Sleep and the Immune System
A review article from 2012 looked at sleep deprivation over time. It found that prolonged sleep deprivation causes a persistent production of pro-inflammatory cytokines, which is a chronic low-grade inflammation. It also cited research that found “The immune response to vaccination against influenza virus was diminished after 6 days of restricted sleep.”
So you can help to maximize your immune system by finding out what is keeping you awake at night and dealing with it. First, make sure you have a cool, dark environment to sleep in. Then manage your stress. Finally, practice good sleep hygiene. If you’re unsure what constitutes good sleep hygiene, Michael Breus’s “5 Steps for Better Rest” might be a good place to start. Breus is a popular psychologist who specializes in sleep disorders and maintains a website from which he dispenses practical advice and promotes his products.
The Real Cause of Insomnia
There are lots of things that can keep you awake at night. Some of the most common causes of insomnia — after stress — are irregular sleep patterns, use of caffeine or nicotine late in the day, exercising too soon before bedtime, eating a heavy meal before bedtime, or using a screen (phone, pad, computer, or television) right before bed. However, note that these obstacles to sleep are nearly always the result of giving insufficient priority to sleeping. That is the real cause of most insomnia.
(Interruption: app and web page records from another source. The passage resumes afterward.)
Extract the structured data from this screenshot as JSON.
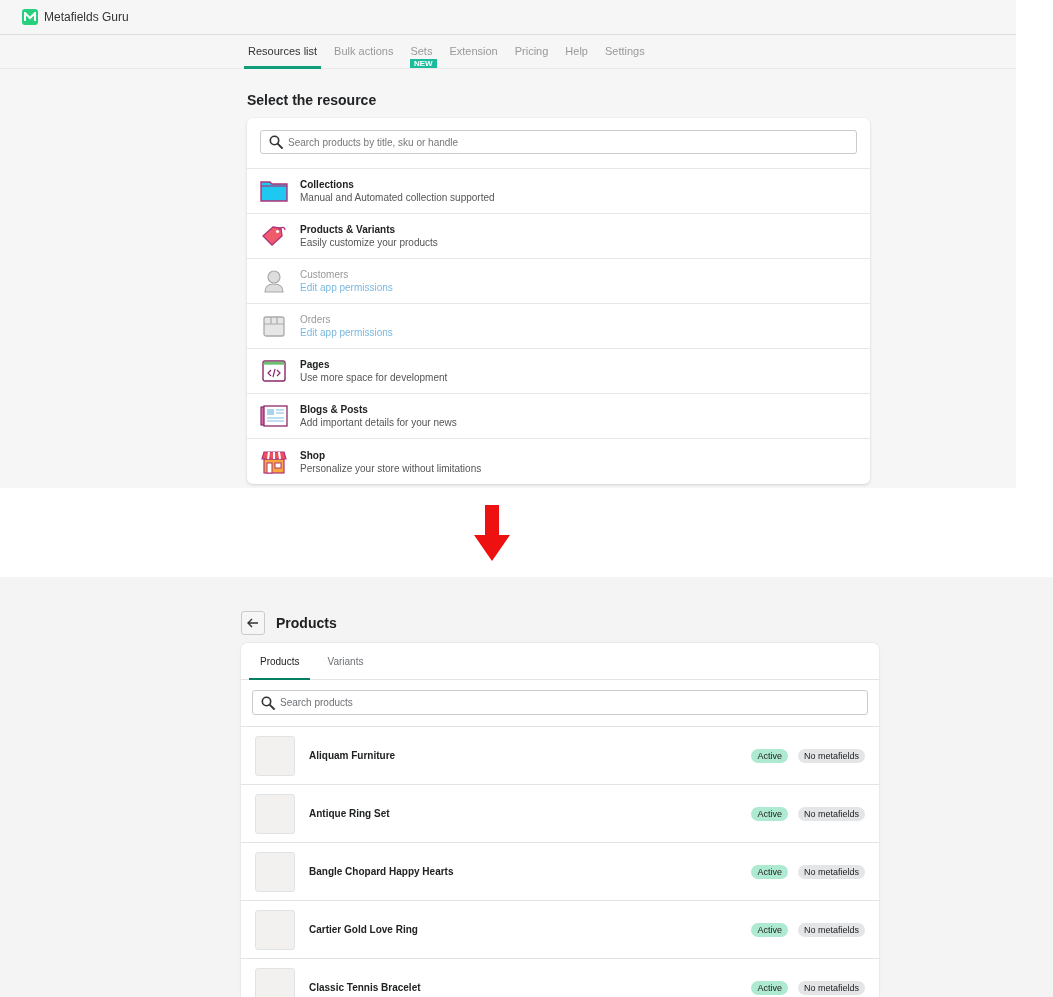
{
  "app": {
    "name": "Metafields Guru"
  },
  "nav_tabs": [
    {
      "label": "Resources list",
      "selected": true
    },
    {
      "label": "Bulk actions",
      "selected": false
    },
    {
      "label": "Sets",
      "selected": false,
      "badge": "NEW"
    },
    {
      "label": "Extension",
      "selected": false
    },
    {
      "label": "Pricing",
      "selected": false
    },
    {
      "label": "Help",
      "selected": false
    },
    {
      "label": "Settings",
      "selected": false
    }
  ],
  "heading": "Select the resource",
  "resource_search": {
    "placeholder": "Search products by title, sku or handle"
  },
  "resources": [
    {
      "kind": "collection",
      "title": "Collections",
      "subtitle": "Manual and Automated collection supported",
      "disabled": false
    },
    {
      "kind": "product",
      "title": "Products & Variants",
      "subtitle": "Easily customize your products",
      "disabled": false
    },
    {
      "kind": "customer",
      "title": "Customers",
      "subtitle": "Edit app permissions",
      "disabled": true
    },
    {
      "kind": "order",
      "title": "Orders",
      "subtitle": "Edit app permissions",
      "disabled": true
    },
    {
      "kind": "page",
      "title": "Pages",
      "subtitle": "Use more space for development",
      "disabled": false
    },
    {
      "kind": "blog",
      "title": "Blogs & Posts",
      "subtitle": "Add important details for your news",
      "disabled": false
    },
    {
      "kind": "shop",
      "title": "Shop",
      "subtitle": "Personalize your store without limitations",
      "disabled": false
    }
  ],
  "products_page": {
    "title": "Products",
    "tabs": [
      {
        "label": "Products",
        "selected": true
      },
      {
        "label": "Variants",
        "selected": false
      }
    ],
    "search": {
      "placeholder": "Search products"
    },
    "products": [
      {
        "name": "Aliquam Furniture",
        "status": "Active",
        "metafields": "No metafields"
      },
      {
        "name": "Antique Ring Set",
        "status": "Active",
        "metafields": "No metafields"
      },
      {
        "name": "Bangle Chopard Happy Hearts",
        "status": "Active",
        "metafields": "No metafields"
      },
      {
        "name": "Cartier Gold Love Ring",
        "status": "Active",
        "metafields": "No metafields"
      },
      {
        "name": "Classic Tennis Bracelet",
        "status": "Active",
        "metafields": "No metafields"
      }
    ]
  }
}
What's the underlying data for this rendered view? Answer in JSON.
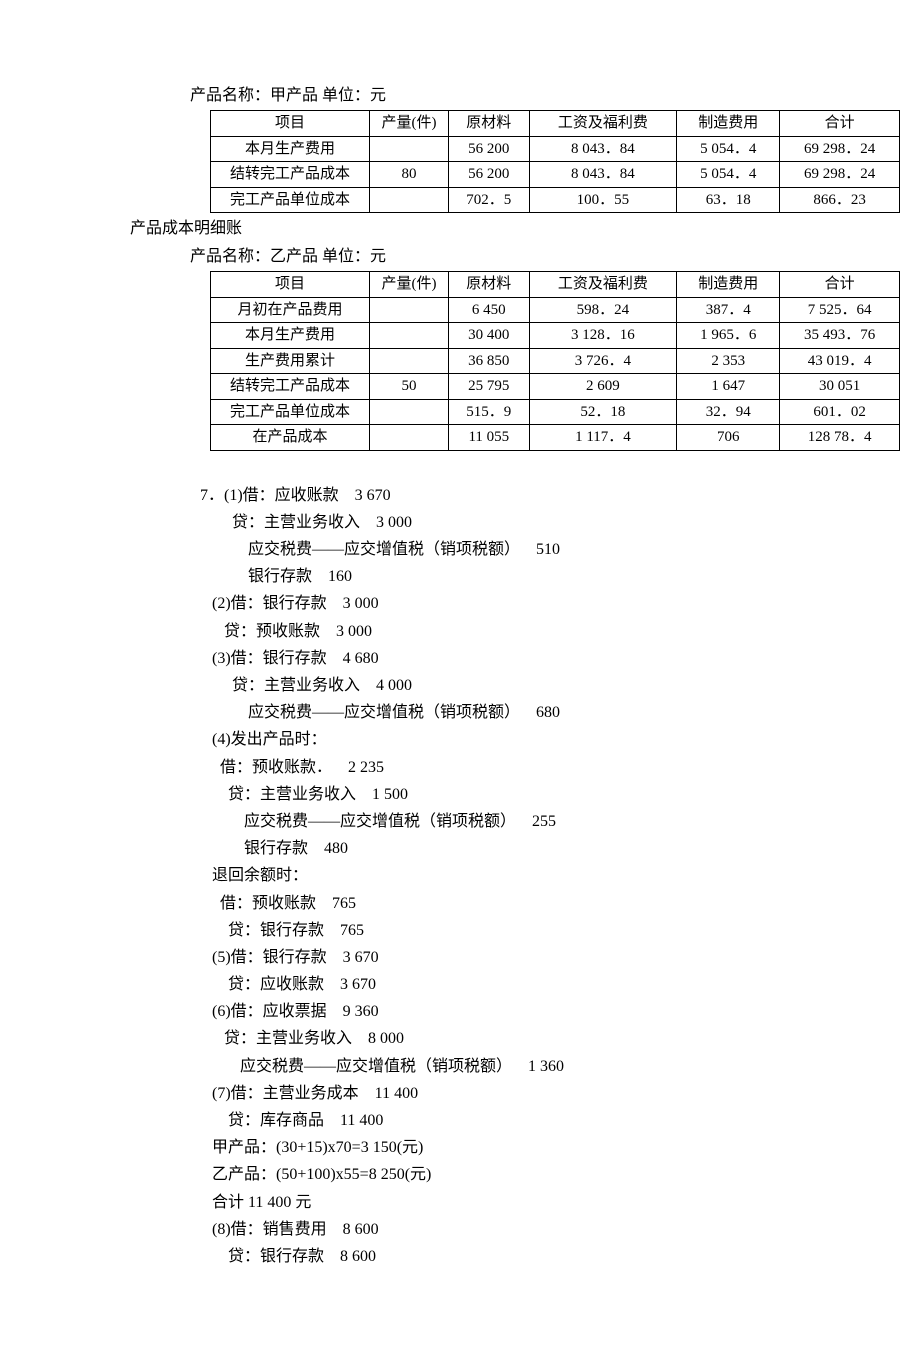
{
  "table1_title": "产品名称：甲产品    单位：元",
  "table1": {
    "headers": [
      "项目",
      "产量(件)",
      "原材料",
      "工资及福利费",
      "制造费用",
      "合计"
    ],
    "rows": [
      [
        "本月生产费用",
        "",
        "56 200",
        "8 043．84",
        "5 054．4",
        "69 298．24"
      ],
      [
        "结转完工产品成本",
        "80",
        "56 200",
        "8 043．84",
        "5 054．4",
        "69 298．24"
      ],
      [
        "完工产品单位成本",
        "",
        "702．5",
        "100．55",
        "63．18",
        "866．23"
      ]
    ]
  },
  "subtitle": "产品成本明细账",
  "table2_title": "产品名称：乙产品    单位：元",
  "table2": {
    "headers": [
      "项目",
      "产量(件)",
      "原材料",
      "工资及福利费",
      "制造费用",
      "合计"
    ],
    "rows": [
      [
        "月初在产品费用",
        "",
        "6 450",
        "598．24",
        "387．4",
        "7 525．64"
      ],
      [
        "本月生产费用",
        "",
        "30 400",
        "3 128．16",
        "1 965．6",
        "35 493．76"
      ],
      [
        "生产费用累计",
        "",
        "36 850",
        "3 726．4",
        "2 353",
        "43 019．4"
      ],
      [
        "结转完工产品成本",
        "50",
        "25 795",
        "2 609",
        "1 647",
        "30 051"
      ],
      [
        "完工产品单位成本",
        "",
        "515．9",
        "52．18",
        "32．94",
        "601．02"
      ],
      [
        "在产品成本",
        "",
        "11 055",
        "1 117．4",
        "706",
        "128 78．4"
      ]
    ]
  },
  "e": {
    "l01": "7．(1)借：应收账款    3 670",
    "l02": "        贷：主营业务收入    3 000",
    "l03": "            应交税费——应交增值税（销项税额）    510",
    "l04": "            银行存款    160",
    "l05": "   (2)借：银行存款    3 000",
    "l06": "      贷：预收账款    3 000",
    "l07": "   (3)借：银行存款    4 680",
    "l08": "        贷：主营业务收入    4 000",
    "l09": "            应交税费——应交增值税（销项税额）    680",
    "l10": "   (4)发出产品时：",
    "l11": "     借：预收账款．    2 235",
    "l12": "       贷：主营业务收入    1 500",
    "l13": "           应交税费——应交增值税（销项税额）    255",
    "l14": "           银行存款    480",
    "l15": "   退回余额时：",
    "l16": "     借：预收账款    765",
    "l17": "       贷：银行存款    765",
    "l18": "   (5)借：银行存款    3 670",
    "l19": "       贷：应收账款    3 670",
    "l20": "   (6)借：应收票据    9 360",
    "l21": "      贷：主营业务收入    8 000",
    "l22": "          应交税费——应交增值税（销项税额）    1 360",
    "l23": "   (7)借：主营业务成本    11 400",
    "l24": "       贷：库存商品    11 400",
    "l25": "   甲产品：(30+15)x70=3 150(元)",
    "l26": "   乙产品：(50+100)x55=8 250(元)",
    "l27": "   合计 11 400 元",
    "l28": "   (8)借：销售费用    8 600",
    "l29": "       贷：银行存款    8 600"
  }
}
Unfortunately, the current Covid-19 siege is not a good time to be having problems with your sleep.
Prioritize your sleep. Your health depends on it. Now more than ever.